Development Cooperation in the post-2015 era: What will it take?

Isabella Pagotto, Global Institutions Division, Swiss Development Cooperation Agency

From 8 – 10 April 2015 a high-level symposium of the United Nations Development Cooperation Forum gathered representatives from governments, multilateral institutions, parliaments, think tanks, the private sector and civil society to discuss in an open and frank atmosphere how development cooperation can support the implementation of the post-2015 agenda.



Reviewing new trends and effectiveness of development cooperation

The biennial United Nations Development Cooperation Forum (DCF) is a global multi-stakeholder policy forum of the Economic and Social Council (ECOSOC) mandated by the 2005 World Summit for Sustainable Development. It provides for a policy space among representatives of different actors to reflect and discuss in an open and frank manner new trends of development cooperation and aims at promoting greater coherence and effectiveness among activities of different partners.

Website of the United Nations Development Cooperation Forum.

Implications of a universal post-2015 agenda for development cooperation

A transformative, unified and universal agenda post-2015 requires a renewed global partnership for sustainable development based on solidarity and shared responsibility. While building on the successes of the MDGs, new ways must be found to mobilize, allocate and use unprecedented amounts of domestic and international, public and private financial resources and other means of implementation more effectively. All actors will need to contribute to the achievement of such an ambitious agenda. It also implies that policy coherence is becoming even more important in order to achieve sustainable development goals in all countries.

Smart development cooperation

In a post-2015 era, development cooperation will need to adapt to the new circumstance. Since the 90ies the number and diversity of development cooperation actors has increased rapidly, including, for example, a much wider range of countries and many more private actors, such as philanthropic foundations, private sector, civil society organizations. Bringing together the right actors to solve a specific problem will be even more important to support the implementation of the post-2015 agenda for the next fifteen years. In this context, capacity building, knowledge sharing, technology facilitation, including taking to scale local technology and innovations will become key instruments.

Participants of the symposium highlighted the need for better official development assistance and its role of leveraging other sources of financing for sustainable development, both public and private at domestic and international levels.

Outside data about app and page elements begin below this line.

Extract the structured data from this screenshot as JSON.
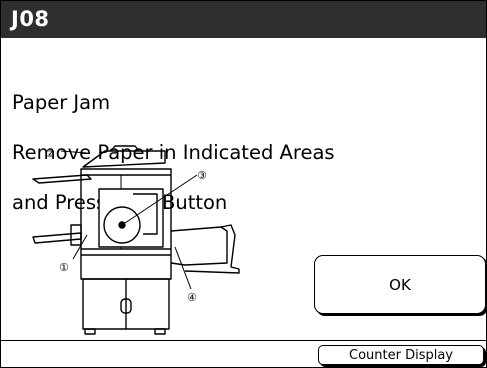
{
  "header": {
    "error_code": "J08"
  },
  "message": {
    "line1": "Paper Jam",
    "line2": "Remove Paper in Indicated Areas",
    "line3": "and Press [OK] Button"
  },
  "diagram": {
    "markers": [
      "①",
      "②",
      "③",
      "④"
    ]
  },
  "buttons": {
    "ok_label": "OK",
    "counter_label": "Counter Display"
  },
  "colors": {
    "titlebar_bg": "#2f2f2f",
    "titlebar_text": "#ffffff",
    "background": "#ffffff"
  }
}
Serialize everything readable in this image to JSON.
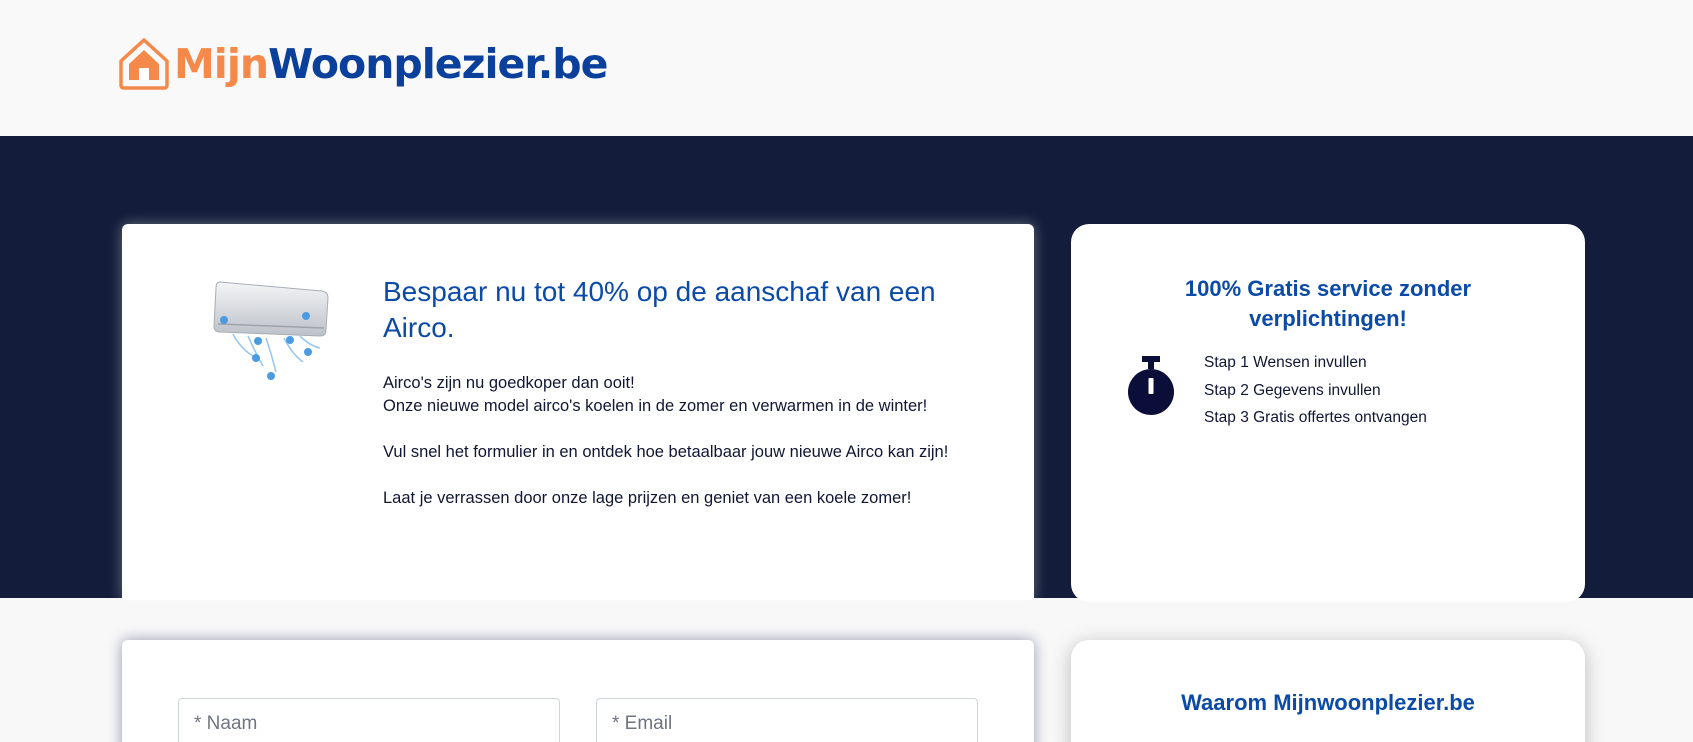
{
  "header": {
    "logo_part1": "Mijn",
    "logo_part2": "Woonplezier.be",
    "logo_icon": "house-icon"
  },
  "colors": {
    "header_bg": "#f9f9f9",
    "hero_bg": "#131d3b",
    "brand_orange": "#f5894a",
    "brand_blue": "#0b3f9c",
    "heading_blue": "#0b4aa6",
    "text_dark": "#111633"
  },
  "promo": {
    "image": "air-conditioner-icon",
    "headline": "Bespaar nu tot 40% op de aanschaf van een Airco.",
    "line1": "Airco's zijn nu goedkoper dan ooit!",
    "line2": "Onze nieuwe model airco's koelen in de zomer en verwarmen in de winter!",
    "para2": "Vul snel het formulier in en ontdek hoe betaalbaar jouw nieuwe Airco kan zijn!",
    "para3": "Laat je verrassen door onze lage prijzen en geniet van een koele zomer!"
  },
  "service": {
    "title": "100% Gratis service zonder verplichtingen!",
    "icon": "stopwatch-icon",
    "steps": [
      "Stap 1 Wensen invullen",
      "Stap 2 Gegevens invullen",
      "Stap 3 Gratis offertes ontvangen"
    ]
  },
  "form": {
    "name_placeholder": "* Naam",
    "email_placeholder": "* Email"
  },
  "why": {
    "title": "Waarom Mijnwoonplezier.be"
  }
}
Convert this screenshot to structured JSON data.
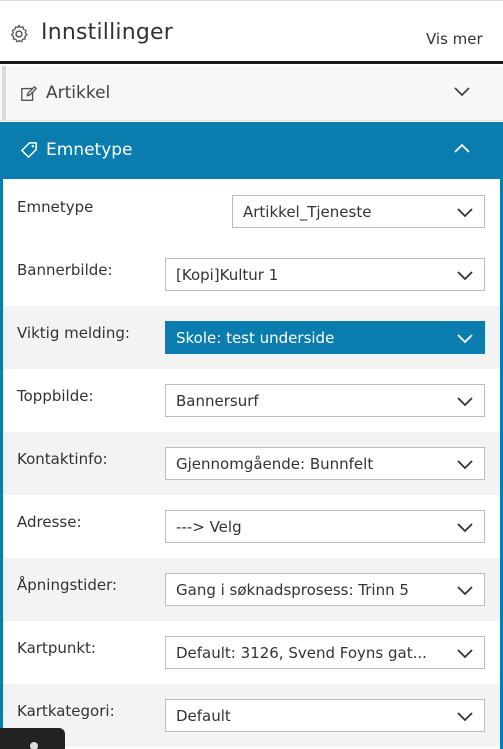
{
  "header": {
    "title": "Innstillinger",
    "more_label": "Vis mer",
    "icon": "gear-icon"
  },
  "sections": {
    "article": {
      "label": "Artikkel",
      "icon": "edit-icon",
      "state": "collapsed"
    },
    "topic_type": {
      "label": "Emnetype",
      "icon": "tag-icon",
      "state": "expanded"
    }
  },
  "fields": [
    {
      "label": "Emnetype",
      "value": "Artikkel_Tjeneste"
    },
    {
      "label": "Bannerbilde:",
      "value": "[Kopi]Kultur 1"
    },
    {
      "label": "Viktig melding:",
      "value": "Skole: test underside"
    },
    {
      "label": "Toppbilde:",
      "value": "Bannersurf"
    },
    {
      "label": "Kontaktinfo:",
      "value": "Gjennomgående: Bunnfelt"
    },
    {
      "label": "Adresse:",
      "value": "---> Velg"
    },
    {
      "label": "Åpningstider:",
      "value": "Gang i søknadsprosess: Trinn 5"
    },
    {
      "label": "Kartpunkt:",
      "value": "Default: 3126, Svend Foyns gat..."
    },
    {
      "label": "Kartkategori:",
      "value": "Default"
    }
  ],
  "colors": {
    "accent": "#0a7cae",
    "row_alt": "#f3f3f3",
    "header_rule": "#1a1a1a"
  }
}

The symposium provided an opportunity to discuss principles of effective cooperation and their implications for new actors and instruments, including concerns that a focus on the so-called “catalytic aid” could come at the expense of financing for the poorest and those most in need.

The dialogue should continue

The discussions showed very clearly that the complexity of a unified and universal agenda post-2015 requires even more so spaces and platforms allowing for thorough reflection and open discourse among all relevant actors about the future implications for development cooperation.

Background studies on fundamental questions related to the role and future of development cooperation